White-crowned hornbill (Aceros comatus)

Also known as: Asian white-crested hornbill, long-crested hornbill, white-crested hornbill
Synonyms: Berenicornis comatus, Buceros comatus
GenusAceros (1)
SizeLength: 75 – 80 cm (2)

Classified as Near Threatened (NT) on the IUCN Red List 2006 (1) and listed on Appendix II of CITES (3).

The most noticeable feature of this fantastically bizarre looking bird is its white crown feathers which erect in a spiky crest. The white-crowned hornbill also possesses an ornamental casque on top if its bill, characteristic of many hornbills. The blackish casque is hollow and serves no function, but is believed to be the result of sexual selection. The head, neck, breast, gradual tail and tips of the wing feathers are white, while the rest of the plumage is black, with a metallic sheen to the upperparts. The large bill is black with a greenish-yellow wash at the base. The bare skin surrounding the eye and on the throat is a striking blue, and the eyes are pale yellow. Females are smaller than males, and are also distinguished by their black neck and underparts (2) (4).

Occurs in southern Myanmar, southern Thailand, Peninsular Malaysia, Sumatra and Borneo. A population has also recently been discovered in Cambodia (4).

The white-crowned hornbill occurs in primary evergreen forest, favouring areas of thick tangled growth, and venturing into rubber, oil-palm and fruit plantations adjacent to forest and selectively logged areas. It is usually found below 900 meters, but has been recorded up to 1,680 meters (2) (4).

Despites its distinctive appearance, the white-crowned hornbill has been described as an unobtrusive bird that remains beneath the forest canopy, and so is most often heard, or spotted as it flies across gaps in the forest in small groups (2). The diet consists primarily of animals, such as birds, lizards, snakes, insects, arthropods and larvae which it finds amongst bark, stems and debris from logging, but it also feeds on a variety of fruits (2) (4). The white-crowned hornbill undertakes short, ‘floppy’ flights between forest patches, where it then hops and climbs amongst the dense undergrowth looking for food.

The white-crowned hornbill is a territorial bird, and assumes a distinct threat posture when intimidated; it faces it opponent with its wings open, tail spread and bill lowered. Territories are occupied by a group of three to eight individuals, usually consisting of one dominant breeding pair, one to three helpers and a number of juveniles (2). The breeding pair is monogamous, with a co-operative breeding system, in which other adults and young in the group assist with the feeding of the breeding female and the chicks (5). The nest is situated in natural holes in logged or unlogged forest (2), and like other hornbills, the female seals herself into the tree hole with her own faeces, regurgitated food and mud, leaving only a small opening through which the male passes food. When the chicks fledge, the female and her young leave the nest (5).

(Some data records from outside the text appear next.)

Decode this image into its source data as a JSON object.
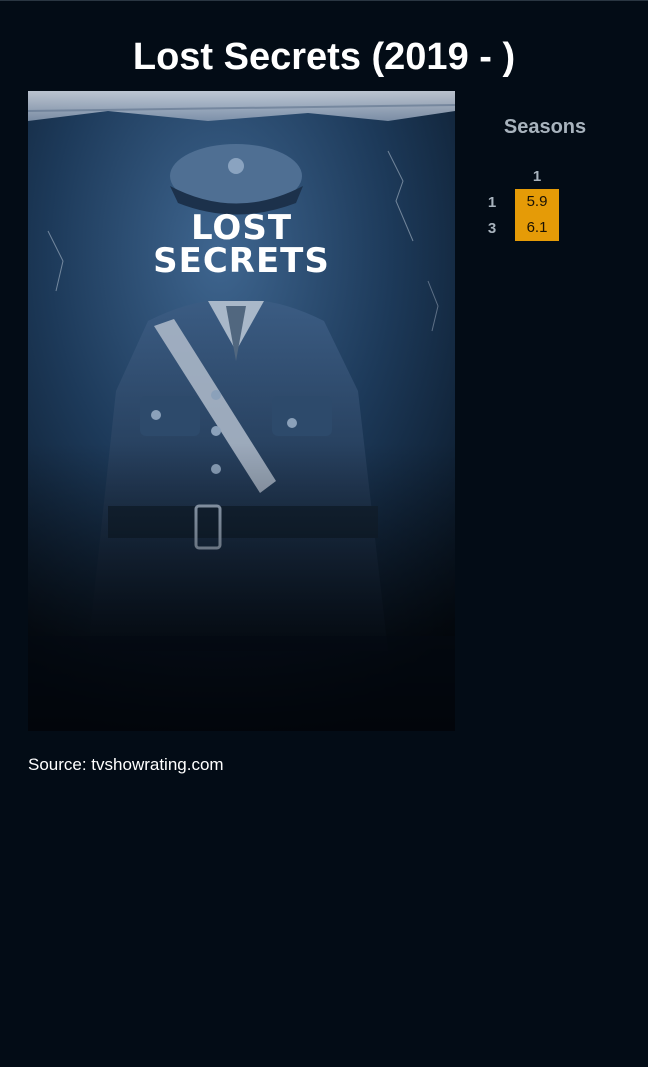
{
  "show": {
    "title": "Lost Secrets (2019 - )"
  },
  "poster": {
    "logo_line1": "LOST",
    "logo_line2": "SECRETS"
  },
  "ratings": {
    "heading": "Seasons",
    "season_columns": [
      "1"
    ],
    "rows": [
      {
        "episode": "1",
        "values": [
          "5.9"
        ]
      },
      {
        "episode": "3",
        "values": [
          "6.1"
        ]
      }
    ],
    "cell_color": "#e59b07"
  },
  "footer": {
    "source": "Source: tvshowrating.com"
  },
  "colors": {
    "background": "#030c16",
    "label_gray": "#a8b3bd"
  }
}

The white-crowned hornbill has a large range, but is generally uncommon throughout (4). The destruction of forest habitat is likely to have impacted this species in the past, and will continue to do so in the future (2). However, the white-crowned hornbill can survive at higher elevations where the destruction of forests is not so severe, and thus it is not yet considered to be globally threatened (6),

The white-crowned hornbill is listed on Appendix II of the Convention on International Trade in Endangered Species (CITES), which means that any trade in this species should be tightly controlled (3). It also occurs within a number of protected areas across its range (4), but at present there are no known specific conservation actions in place for this bird.

For further information on this species see Kemp, A.C. (1995) The Hornbills. Oxford University Press, Oxford.

For further information on the conservation of hornbills in Thailand see the Hornbill Research Foundation:

For more information on this and other bird species please see:

Authenticated (27/07/07) by Dr Pilai Poonswad, Thailand Hornbill Project.

  1. IUCN Red List (January, 2007)
  2. Kemp, A.C. (1995) The Hornbills. Oxford University Press, Oxford.
  3. CITES (January, 2007)
  4. del Hoyo, J., Elliott, A. and Sargatal, J. (2001) Handbook of the Birds of the World. Vol. 6: Mousebirds to Hornbills. Lynx Edicions, Barcelona.
  5. Poonswad, P. (2007) Pers. comm.
  6. BirdLife International. (2001) Threatened Birds of Asia: the Birdlife International Red Data Book. Birdlife International, Cambridge, UK. Available at: